[Recorded data]
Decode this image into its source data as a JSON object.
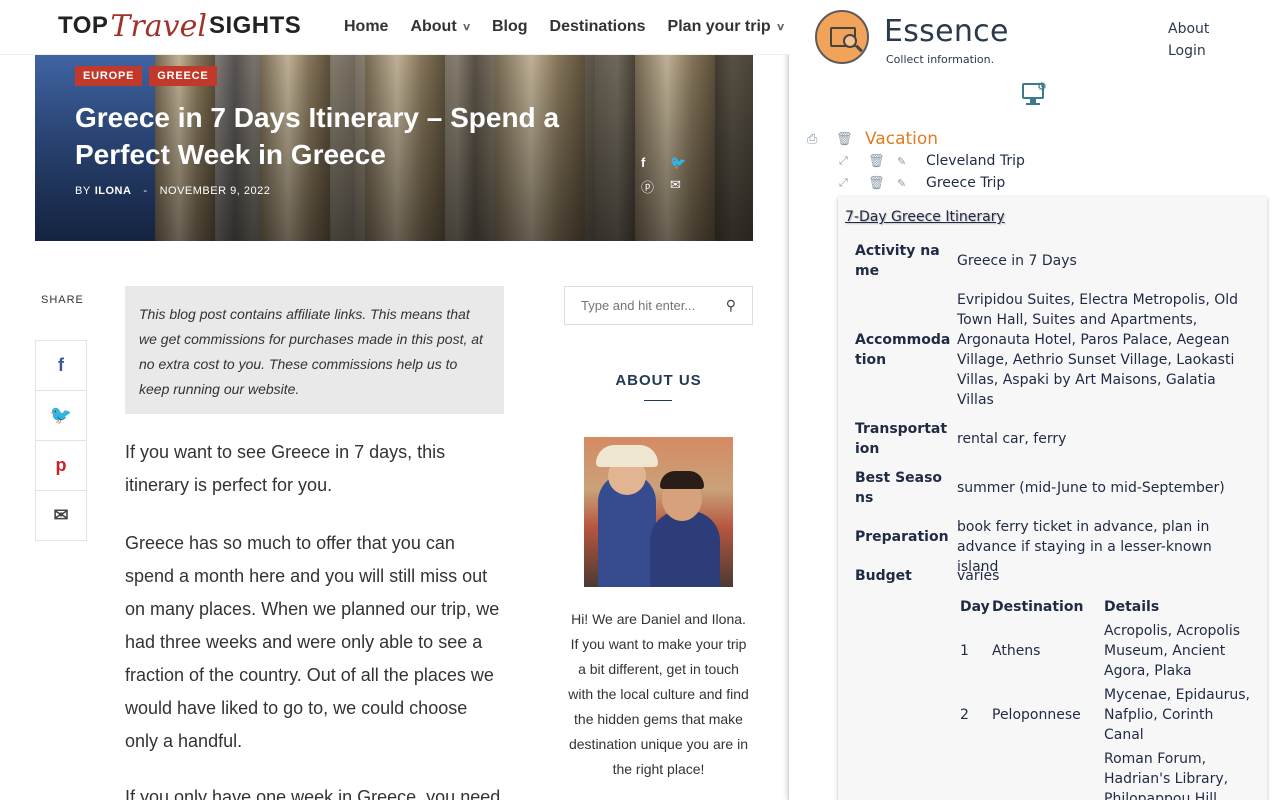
{
  "blog": {
    "logo": {
      "part1": "TOP",
      "part2": "Travel",
      "part3": "SIGHTS"
    },
    "nav": [
      {
        "label": "Home",
        "dropdown": false
      },
      {
        "label": "About",
        "dropdown": true
      },
      {
        "label": "Blog",
        "dropdown": false
      },
      {
        "label": "Destinations",
        "dropdown": false
      },
      {
        "label": "Plan your trip",
        "dropdown": true
      }
    ],
    "hero": {
      "tags": [
        "EUROPE",
        "GREECE"
      ],
      "title": "Greece in 7 Days Itinerary – Spend a Perfect Week in Greece",
      "by": "BY",
      "author": "ILONA",
      "separator": "-",
      "date": "NOVEMBER 9, 2022",
      "share_icons": [
        "facebook-icon",
        "twitter-icon",
        "pinterest-icon",
        "mail-icon"
      ]
    },
    "share": {
      "label": "SHARE",
      "buttons": [
        {
          "icon": "facebook-icon",
          "glyph": "f"
        },
        {
          "icon": "twitter-icon",
          "glyph": "🐦"
        },
        {
          "icon": "pinterest-icon",
          "glyph": "p"
        },
        {
          "icon": "mail-icon",
          "glyph": "✉"
        }
      ]
    },
    "disclaimer": "This blog post contains affiliate links. This means that we get commissions for purchases made in this post, at no extra cost to you. These commissions help us to keep running our website.",
    "paragraphs": [
      "If you want to see Greece in 7 days, this itinerary is perfect for you.",
      "Greece has so much to offer that you can spend a month here and you will still miss out on many places. When we planned our trip, we had three weeks and were only able to see a fraction of the country. Out of all the places we would have liked to go to, we could choose only a handful.",
      "If you only have one week in Greece, you need"
    ],
    "sidebar": {
      "search_placeholder": "Type and hit enter...",
      "about_title": "ABOUT US",
      "about_text": "Hi! We are Daniel and Ilona. If you want to make your trip a bit different, get in touch with the local culture and find the hidden gems that make destination unique you are in the right place!"
    }
  },
  "essence": {
    "name": "Essence",
    "tagline": "Collect information.",
    "links": [
      "About",
      "Login"
    ],
    "tree": {
      "folder": "Vacation",
      "items": [
        "Cleveland Trip",
        "Greece Trip"
      ]
    },
    "card": {
      "title": "7-Day Greece Itinerary",
      "fields": [
        {
          "label": "Activity name",
          "value": "Greece in 7 Days"
        },
        {
          "label": "Accommodation",
          "value": "Evripidou Suites, Electra Metropolis, Old Town Hall, Suites and Apartments, Argonauta Hotel, Paros Palace, Aegean Village, Aethrio Sunset Village, Laokasti Villas, Aspaki by Art Maisons, Galatia Villas"
        },
        {
          "label": "Transportation",
          "value": "rental car, ferry"
        },
        {
          "label": "Best Seasons",
          "value": "summer (mid-June to mid-September)"
        },
        {
          "label": "Preparation",
          "value": "book ferry ticket in advance, plan in advance if staying in a lesser-known island"
        },
        {
          "label": "Budget",
          "value": "varies"
        }
      ],
      "days_table": {
        "headers": [
          "Day",
          "Destination",
          "Details"
        ],
        "rows": [
          {
            "day": "1",
            "destination": "Athens",
            "details": "Acropolis, Acropolis Museum, Ancient Agora, Plaka"
          },
          {
            "day": "2",
            "destination": "Peloponnese",
            "details": "Mycenae, Epidaurus, Nafplio, Corinth Canal"
          },
          {
            "day": "",
            "destination": "",
            "details": "Roman Forum, Hadrian's Library, Philopappou Hill"
          }
        ]
      }
    }
  },
  "colors": {
    "tag_red": "#c0392b",
    "logo_script": "#a0322a",
    "essence_accent": "#e07d22",
    "essence_text": "#1f2a44",
    "about_title": "#233a55"
  }
}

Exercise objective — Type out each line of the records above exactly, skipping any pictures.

Answer area —
Decode this image into its source data as a JSON object.
{
  "blog": {
    "logo": {
      "part1": "TOP",
      "part2": "Travel",
      "part3": "SIGHTS"
    },
    "nav": [
      {
        "label": "Home",
        "dropdown": false
      },
      {
        "label": "About",
        "dropdown": true
      },
      {
        "label": "Blog",
        "dropdown": false
      },
      {
        "label": "Destinations",
        "dropdown": false
      },
      {
        "label": "Plan your trip",
        "dropdown": true
      }
    ],
    "hero": {
      "tags": [
        "EUROPE",
        "GREECE"
      ],
      "title": "Greece in 7 Days Itinerary – Spend a Perfect Week in Greece",
      "by": "BY",
      "author": "ILONA",
      "separator": "-",
      "date": "NOVEMBER 9, 2022",
      "share_icons": [
        "facebook-icon",
        "twitter-icon",
        "pinterest-icon",
        "mail-icon"
      ]
    },
    "share": {
      "label": "SHARE",
      "buttons": [
        {
          "icon": "facebook-icon",
          "glyph": "f"
        },
        {
          "icon": "twitter-icon",
          "glyph": "🐦"
        },
        {
          "icon": "pinterest-icon",
          "glyph": "p"
        },
        {
          "icon": "mail-icon",
          "glyph": "✉"
        }
      ]
    },
    "disclaimer": "This blog post contains affiliate links. This means that we get commissions for purchases made in this post, at no extra cost to you. These commissions help us to keep running our website.",
    "paragraphs": [
      "If you want to see Greece in 7 days, this itinerary is perfect for you.",
      "Greece has so much to offer that you can spend a month here and you will still miss out on many places. When we planned our trip, we had three weeks and were only able to see a fraction of the country. Out of all the places we would have liked to go to, we could choose only a handful.",
      "If you only have one week in Greece, you need"
    ],
    "sidebar": {
      "search_placeholder": "Type and hit enter...",
      "about_title": "ABOUT US",
      "about_text": "Hi! We are Daniel and Ilona. If you want to make your trip a bit different, get in touch with the local culture and find the hidden gems that make destination unique you are in the right place!"
    }
  },
  "essence": {
    "name": "Essence",
    "tagline": "Collect information.",
    "links": [
      "About",
      "Login"
    ],
    "tree": {
      "folder": "Vacation",
      "items": [
        "Cleveland Trip",
        "Greece Trip"
      ]
    },
    "card": {
      "title": "7-Day Greece Itinerary",
      "fields": [
        {
          "label": "Activity name",
          "value": "Greece in 7 Days"
        },
        {
          "label": "Accommodation",
          "value": "Evripidou Suites, Electra Metropolis, Old Town Hall, Suites and Apartments, Argonauta Hotel, Paros Palace, Aegean Village, Aethrio Sunset Village, Laokasti Villas, Aspaki by Art Maisons, Galatia Villas"
        },
        {
          "label": "Transportation",
          "value": "rental car, ferry"
        },
        {
          "label": "Best Seasons",
          "value": "summer (mid-June to mid-September)"
        },
        {
          "label": "Preparation",
          "value": "book ferry ticket in advance, plan in advance if staying in a lesser-known island"
        },
        {
          "label": "Budget",
          "value": "varies"
        }
      ],
      "days_table": {
        "headers": [
          "Day",
          "Destination",
          "Details"
        ],
        "rows": [
          {
            "day": "1",
            "destination": "Athens",
            "details": "Acropolis, Acropolis Museum, Ancient Agora, Plaka"
          },
          {
            "day": "2",
            "destination": "Peloponnese",
            "details": "Mycenae, Epidaurus, Nafplio, Corinth Canal"
          },
          {
            "day": "",
            "destination": "",
            "details": "Roman Forum, Hadrian's Library, Philopappou Hill"
          }
        ]
      }
    }
  },
  "colors": {
    "tag_red": "#c0392b",
    "logo_script": "#a0322a",
    "essence_accent": "#e07d22",
    "essence_text": "#1f2a44",
    "about_title": "#233a55"
  }
}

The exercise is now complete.